As a kid you took Superman’s powers for granted. You never questioned his ability to fly, his laser-beam eyes, or the fact he could outrun a train at full tilt. That was who he was and, unlikely as it may have been, you accepted it as part of the narrative. The same goes for all the other superheroes, and it remains the case. Where necessary, our disbelief is readily suspended.
But, even as a child, there was one aspect of the superhero archetype which was far harder to swallow: The fact they found it so easy to keep quiet about their alter-egos, and the endless day-saving feats for which they were responsible.
I could not believe they hid their powers, or the pained humility behind their refusal to take the credit.
Then, as now, I would be shouting on the inside: “WHY DON’T YOU TELL THEM IT WAS YOU?!”
The same thing perplexes me about the manner in which some service and retail brands deliver free Wi-Fi to their customers. Many use their brand in the name of the Wi-Fi network in their stores (the ‘SSID’) as a way of promoting themselves. But it’s amazing how many others pass up the opportunity to take credit for supplying this highly-prized service, ceding it instead to an underlying network provider.
By doing this they are not only missing out on the chance to generate serious customer gratitude. They could be dissuading some customers from attempting to connect at all by giving the impression that the Wi-Fi is only accessible to customers of the network provider.
Shared Wi-Fi is extremely valuable to consumers. It gives them easy access to high quality mobile data in locations where it is often difficult or impossible to get a cellular signal. And it gives them that data entirely for free.
In a recent survey Popwifi measured the quality and usage of the Wi-Fi shared by leading U.S. retail and service brands, from a sample base of 350,000 smartphones. We discovered that — in the month of November 2015 alone — the top 40 brands by number of unique devices connected delivered a cumulative total of 68 years of Wi-Fi connectivity to our sample base.
Let’s scale that up. Data released by comScore this time last year showed that 187.5 million people in the U.S. own smartphones. Now imagine how many service and retail brand locations — from the largest chains to the smallest independents — offer shared Wi-Fi. Combine those numbers and it becomes clear that the amount of connectivity being provided to U.S. consumers by these brands is mind-boggling.

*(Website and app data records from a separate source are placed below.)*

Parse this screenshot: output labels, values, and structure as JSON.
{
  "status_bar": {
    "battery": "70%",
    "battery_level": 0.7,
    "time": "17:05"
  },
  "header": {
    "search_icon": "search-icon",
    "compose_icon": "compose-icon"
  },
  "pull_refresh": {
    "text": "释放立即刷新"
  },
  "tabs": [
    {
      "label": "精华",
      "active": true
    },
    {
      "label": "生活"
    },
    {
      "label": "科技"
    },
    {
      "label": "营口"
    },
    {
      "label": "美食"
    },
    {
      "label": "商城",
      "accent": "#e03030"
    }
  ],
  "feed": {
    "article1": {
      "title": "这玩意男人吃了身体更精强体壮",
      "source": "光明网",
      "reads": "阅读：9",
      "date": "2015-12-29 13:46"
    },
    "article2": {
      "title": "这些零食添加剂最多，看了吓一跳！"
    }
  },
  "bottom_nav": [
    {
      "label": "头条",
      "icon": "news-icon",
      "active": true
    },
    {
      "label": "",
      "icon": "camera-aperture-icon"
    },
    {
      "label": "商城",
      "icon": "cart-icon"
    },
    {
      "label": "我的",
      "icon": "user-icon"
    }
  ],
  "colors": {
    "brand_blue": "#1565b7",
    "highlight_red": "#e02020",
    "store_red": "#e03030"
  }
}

That is something brands should be shouting about.
That so many are not is all the more difficult to understand given that brands are not self-effacing by nature. When the supermarket delivers your groceries it doesn’t let Ford or Mercedes take the credit because they built the truck. It sends a great big brand-wagon to your house, which alerts your neighbours to its presence with its back-up beeping.
You don’t get a “Thanks for using our card reader” message from an ePOS supplier on your receipt when you make an in-store purchase, you get the store’s logo, and the store’s thanks. And restaurants don’t advertise their tableware or furniture suppliers, they take credit for the dining experience they have created.
Perhaps the willingness of brands to cede control to network providers — where it still happens — reflects something in the nature of the deal the two parties struck. But a trick is being missed here, and I suspect we will see those brands that have yet to identify the humble SSID as another branding opportunity start to wise up.
Because the reality is that this opportunity is about so much more than naming the SSID. Shared Wi-Fi networks offer the chance for brands to engage their customers in rich dialogue. Once these consumers are connected to their network, brands should be communicating with them, and letting them know they’re delivering something of value because they, in turn, value the customer.
These brands shouldn’t be like Clark Kent, clumsily deflecting attention, they should be like Tony Stark — grabbing it wherever they can.
Stark’s engineering feats, like his predecessors’ powers, stretch credibility to breaking point. But the glee with which he laps up the adulation feels far more honest. It’s what you might call the Stark Reality.
Consumers love to get connected, and any brand can be a hero by keeping them that way. So, if you’re a brand that is currently failing to take that opportunity, be like Tony Stark:
Tell them it was you.